A man has been fined $10,000 after he was caught holding himself out to be a registered pharmacist when he was not
The man was alleged to have worked as a pharmacist between 25 and 29 June 2018 at a family-owned pharmacy in the Sydney suburb of Randwick.
It was alleged that he had dispensed scheduled medications on numerous occasions on 25, 27, 28 and 29 June 2018 at the pharmacy.
According to Channel Nine, the man had actually earned a Bachelor’s degree in Pharmacy in Ireland, but never completed the course required for him to register and practice in Australia.
But he went to work for his parents, who owned the pharmacy in question, as a pharmacist anyway.
This came to light when his parents went on an overseas trip and an inspector with the Pharmacy Council of NSW conducted a routine inspection of the pharmacy on 29 June 2018.
On this date, the Council inspector observed a sign near the dispensary stating that the man was the Pharmacist in Charge – and the man claimed to be the registered pharmacist on duty.
However, the inspector could not find his registration on the public register of practitioners maintained by AHPRA, and ordered the pharmacy to be closed.
The man was subsequently charged with four counts of unlawfully holding himself out as a registered pharmacist.
AHPRA CEO Martin Fletcher said the court outcome demonstrated AHPRA’s work to protect health consumers across Australia from those who are falsely claiming to be registered health practitioners.
“Claiming to be registered as a pharmacist, when you’re not violates the trust of patients and the community,” Mr Fletcher said.
“It creates a significant risk to the health and safety of the public and AHPRA will take all the necessary steps to protect Australia’s health consumers against such unscrupulous claims.”
Pharmacy Board of Australia Chair Brett Simmonds said the conviction sends a strong message to the community about the requirements of registration.
“Together with AHPRA, the Council and the Board will continue working collaboratively to protect the public by taking action against anyone who claims to be a registered pharmacist when they are not,” Mr Simmonds said.

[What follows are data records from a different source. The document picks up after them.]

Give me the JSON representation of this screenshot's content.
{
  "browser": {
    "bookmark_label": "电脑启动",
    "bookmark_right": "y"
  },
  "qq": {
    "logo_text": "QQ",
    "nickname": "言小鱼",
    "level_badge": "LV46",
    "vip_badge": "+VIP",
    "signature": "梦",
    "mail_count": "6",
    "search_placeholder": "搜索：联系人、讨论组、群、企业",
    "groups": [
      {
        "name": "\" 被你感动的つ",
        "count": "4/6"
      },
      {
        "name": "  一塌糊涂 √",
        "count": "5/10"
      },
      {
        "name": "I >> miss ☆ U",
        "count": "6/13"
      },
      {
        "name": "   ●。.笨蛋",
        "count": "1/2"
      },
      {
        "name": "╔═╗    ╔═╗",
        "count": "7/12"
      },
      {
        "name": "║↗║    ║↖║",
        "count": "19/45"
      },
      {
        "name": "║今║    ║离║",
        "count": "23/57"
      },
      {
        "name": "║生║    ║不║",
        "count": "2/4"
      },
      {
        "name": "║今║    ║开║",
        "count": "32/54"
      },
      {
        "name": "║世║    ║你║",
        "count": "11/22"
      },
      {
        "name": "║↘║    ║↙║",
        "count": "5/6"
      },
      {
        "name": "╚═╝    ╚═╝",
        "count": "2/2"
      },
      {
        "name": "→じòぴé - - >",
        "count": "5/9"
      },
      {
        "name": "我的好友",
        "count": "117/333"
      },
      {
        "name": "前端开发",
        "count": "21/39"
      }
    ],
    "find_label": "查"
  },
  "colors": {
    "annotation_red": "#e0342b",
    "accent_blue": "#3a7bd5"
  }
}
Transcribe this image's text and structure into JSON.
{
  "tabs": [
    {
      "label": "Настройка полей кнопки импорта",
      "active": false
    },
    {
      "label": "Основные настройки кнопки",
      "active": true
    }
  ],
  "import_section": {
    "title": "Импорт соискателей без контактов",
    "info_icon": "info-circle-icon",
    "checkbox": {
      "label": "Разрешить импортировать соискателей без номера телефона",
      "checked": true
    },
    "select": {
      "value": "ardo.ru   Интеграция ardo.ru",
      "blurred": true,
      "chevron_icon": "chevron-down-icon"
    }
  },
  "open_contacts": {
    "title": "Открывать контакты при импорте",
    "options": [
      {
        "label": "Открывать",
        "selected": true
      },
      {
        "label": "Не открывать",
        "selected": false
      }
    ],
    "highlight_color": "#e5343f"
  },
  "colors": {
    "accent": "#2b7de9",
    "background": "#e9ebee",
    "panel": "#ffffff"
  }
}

Joyce Cooper, President of the Pharmacy Council of NSW added, “Protection of the health and safety of the public is maintained by ensuring that only pharmacists who are suitably trained and qualified to practise in a competent and ethical manner are registered”.
“Holding out as a pharmacist when not qualified to do so is unacceptable to all.”
As well as the $10,000 fine, the man has been ordered to pay AHPRA’s legal costs of $4,000.